The joy of cornering #WritersBlock

While the muse of Science Fiction has temporarily deserted me, I thought I’d write about something dear to my heart; driving. Car or motorcycle, doesn’t matter, the principles and sensations are the same. I’m a petrolhead at heart who simply enjoys the sensations afforded by motorised transport. Specifically the art of the corner.

Now this might sound odd to the uninitiated, but there is an art to driving around a corner that is seemingly unlearned by many drivers. They lack the ability or motivation to do it properly, they wander, swerve and clip. Lines are taken too fast, too narrow or too timorously. They never seek the optimum, explore the limits or push the envelope.

Yet but cornering’s simple isn’t it? Decelerate to apex, steer into the curve, then hammer down and out? Steer outside to centre, or centre to kerb, depending upon whether you’re covering a right or left hander. Easy. Yet each corner is different, with a pitch and camber, and even a character all of its own which alters throughout the day. Depending upon weather, angle of sunlight, spilled material and even roadkill. At best cornering’s an art form; one of fine balance and perfect judgement. Man and machine poised on the razors edge of a disaster curve. No tyre squeal, no flashy and wasteful Clarksonian tyre smoking power slides, just the singular pleasure of a simple task performed to a finesse. Forever seeking the optimum.

What I’m not going to do in this little piece is witter on about the technical process of making a vehicle change direction of travel along a stretch of road. There’s always the temptation to wax lyrical about ceramic brakes, of counter steering and tyre compounds, then miss the point entirely.

If anyone reads my bio or Facebook timeline, they’ll see pictures of me astride a couple of motorcycles, and in each image there is a big fat boyish grin on my face.
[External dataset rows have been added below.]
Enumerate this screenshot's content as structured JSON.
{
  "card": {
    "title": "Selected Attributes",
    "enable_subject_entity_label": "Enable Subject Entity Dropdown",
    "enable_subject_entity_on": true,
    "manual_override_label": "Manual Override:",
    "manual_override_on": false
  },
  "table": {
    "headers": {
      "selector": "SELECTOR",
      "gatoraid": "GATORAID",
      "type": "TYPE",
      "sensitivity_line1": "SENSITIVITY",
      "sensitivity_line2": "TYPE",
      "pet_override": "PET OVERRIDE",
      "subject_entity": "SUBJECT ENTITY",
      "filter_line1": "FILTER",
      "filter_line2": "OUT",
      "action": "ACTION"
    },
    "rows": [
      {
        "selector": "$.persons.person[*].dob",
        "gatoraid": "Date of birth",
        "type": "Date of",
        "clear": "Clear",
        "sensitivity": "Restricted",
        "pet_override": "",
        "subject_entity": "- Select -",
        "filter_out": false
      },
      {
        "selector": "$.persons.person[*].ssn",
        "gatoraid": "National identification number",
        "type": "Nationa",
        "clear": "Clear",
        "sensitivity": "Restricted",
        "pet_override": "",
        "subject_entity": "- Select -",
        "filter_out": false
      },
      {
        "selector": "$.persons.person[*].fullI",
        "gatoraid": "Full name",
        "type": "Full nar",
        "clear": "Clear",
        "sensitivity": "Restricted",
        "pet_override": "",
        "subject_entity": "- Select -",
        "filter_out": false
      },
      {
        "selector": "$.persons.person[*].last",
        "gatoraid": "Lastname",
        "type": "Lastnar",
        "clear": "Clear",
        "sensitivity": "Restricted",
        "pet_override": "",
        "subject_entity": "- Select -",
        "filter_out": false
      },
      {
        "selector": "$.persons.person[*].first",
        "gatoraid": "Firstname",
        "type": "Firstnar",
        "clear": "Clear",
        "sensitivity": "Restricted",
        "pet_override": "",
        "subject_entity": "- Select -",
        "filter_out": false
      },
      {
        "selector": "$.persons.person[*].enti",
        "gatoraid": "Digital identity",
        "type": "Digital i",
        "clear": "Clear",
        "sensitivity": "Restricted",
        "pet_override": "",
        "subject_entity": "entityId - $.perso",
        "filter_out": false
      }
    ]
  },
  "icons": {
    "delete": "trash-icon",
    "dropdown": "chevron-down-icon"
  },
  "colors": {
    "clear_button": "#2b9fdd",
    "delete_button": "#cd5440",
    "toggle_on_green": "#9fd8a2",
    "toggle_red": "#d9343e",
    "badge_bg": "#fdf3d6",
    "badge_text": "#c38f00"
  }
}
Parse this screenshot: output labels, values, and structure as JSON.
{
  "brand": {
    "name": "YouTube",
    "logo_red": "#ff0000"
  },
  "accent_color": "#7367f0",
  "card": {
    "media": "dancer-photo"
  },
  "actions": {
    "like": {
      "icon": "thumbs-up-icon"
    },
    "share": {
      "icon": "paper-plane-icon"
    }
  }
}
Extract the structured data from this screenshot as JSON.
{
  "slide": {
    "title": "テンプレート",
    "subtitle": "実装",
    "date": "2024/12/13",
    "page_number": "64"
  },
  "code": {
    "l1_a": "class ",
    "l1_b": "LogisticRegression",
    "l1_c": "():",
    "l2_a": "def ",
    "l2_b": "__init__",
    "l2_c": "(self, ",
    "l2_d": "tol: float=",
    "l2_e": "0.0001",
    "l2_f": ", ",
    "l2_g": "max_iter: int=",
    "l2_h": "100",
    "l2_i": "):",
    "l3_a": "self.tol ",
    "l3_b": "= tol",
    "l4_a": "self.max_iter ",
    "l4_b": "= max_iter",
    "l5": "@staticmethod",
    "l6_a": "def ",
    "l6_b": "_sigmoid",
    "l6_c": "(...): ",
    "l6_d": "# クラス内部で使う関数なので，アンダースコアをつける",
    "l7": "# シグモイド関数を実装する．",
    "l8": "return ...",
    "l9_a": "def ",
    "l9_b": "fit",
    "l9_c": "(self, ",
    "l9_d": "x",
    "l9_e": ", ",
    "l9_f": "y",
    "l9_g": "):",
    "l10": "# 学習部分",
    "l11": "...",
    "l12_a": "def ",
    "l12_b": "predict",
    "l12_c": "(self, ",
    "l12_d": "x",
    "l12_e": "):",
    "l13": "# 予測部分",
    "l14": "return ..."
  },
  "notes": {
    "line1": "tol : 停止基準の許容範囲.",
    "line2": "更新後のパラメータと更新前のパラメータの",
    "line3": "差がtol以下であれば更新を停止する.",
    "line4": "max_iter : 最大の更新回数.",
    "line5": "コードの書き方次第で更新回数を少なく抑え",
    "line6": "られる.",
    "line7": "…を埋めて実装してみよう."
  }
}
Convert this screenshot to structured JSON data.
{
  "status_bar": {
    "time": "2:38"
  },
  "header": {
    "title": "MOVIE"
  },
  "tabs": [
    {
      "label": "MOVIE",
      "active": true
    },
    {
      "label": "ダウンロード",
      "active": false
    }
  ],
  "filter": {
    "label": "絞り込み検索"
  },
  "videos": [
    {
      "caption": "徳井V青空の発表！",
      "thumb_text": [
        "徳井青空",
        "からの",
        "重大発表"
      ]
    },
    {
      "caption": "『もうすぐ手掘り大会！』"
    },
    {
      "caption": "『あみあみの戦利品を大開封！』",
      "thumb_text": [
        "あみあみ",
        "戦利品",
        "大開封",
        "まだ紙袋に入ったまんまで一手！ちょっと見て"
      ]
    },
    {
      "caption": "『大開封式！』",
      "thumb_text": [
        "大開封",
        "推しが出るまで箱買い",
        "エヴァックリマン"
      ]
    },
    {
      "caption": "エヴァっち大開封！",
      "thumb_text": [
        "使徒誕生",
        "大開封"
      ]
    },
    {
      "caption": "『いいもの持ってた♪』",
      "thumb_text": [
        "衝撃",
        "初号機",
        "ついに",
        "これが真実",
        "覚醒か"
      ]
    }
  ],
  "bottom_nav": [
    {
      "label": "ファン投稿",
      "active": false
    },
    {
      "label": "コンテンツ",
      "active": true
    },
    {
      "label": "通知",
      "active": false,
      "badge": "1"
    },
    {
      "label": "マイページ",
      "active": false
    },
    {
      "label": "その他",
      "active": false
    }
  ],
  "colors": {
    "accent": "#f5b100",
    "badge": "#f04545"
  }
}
I am and always will be a biker at heart. My soul, if that is what drives me, has two wheels. What they won’t see is my four wheeled vehicle history, which is not as salubrious. Overall I’ve driven many vehicles with a wheel at each corner and a faulty nut behind the steering wheel, from Morris 1000’s and Reliant Regals and Robins, to high end SUV’s and medium goods vehicles. I’ve owned Volkswagens, Rovers, Fords and even a Saab Turbo 900 for my sins. During a spell as a delivery driver in the mid 1990’s I even got to shuttle almost Ford and Vauxhalls entire UK range of saloons. Stick shift, automatic, whatever. I’ve driven Mercedes and Ford vans throughout fourteen, and even seventeen and a half hour working days, then gone on to do evening classes three nights a week. During the Eighties and nineties I regularly topped over fifty thousand miles a year. Highways, Motorways, Autobahns and side roads. Those weren’t the days. Yet to me the actual driving didn’t feel like work.

Each vehicle I’ve driven had their own little foibles, and some I really enjoyed, others detested, but all were tried and pitched into corners for the simple joy of it. Motorcycle, truck or car it didn’t matter. The dynamic sensations were everything. The deceleration, visual seeking of precise line and curve, a little sidewards G at the apex, then a mild sensation of drift and roll as I almost pushed my vehicle into the bend before powering smoothly out. All have shown me the pale edge of driving Nirvana. From an exhilarating sunny sidestand scraper up Fish Hill on the Evesham to Stratford road on my old Triumph 900, to a heart stopping close encounter with a late night Moose on the Ontario Trans Canada driving a Ford Windstar van. Corners have provided drama, adventure, and an adrenalin rush to lighten the dull samey greyness of getting from A to B.

So, what’s the secret of the corner? Well actually there isn’t one. It isn’t rocket science, dragon magic or anything remotely difficult. It’s like any simple task, not easy for the initiate or novice, but one that can be readily mastered. Although not as simple as turning the steering wheel, or leaning into it, cornering is an art anyone can become competent in. All it requires is a little thought and practice.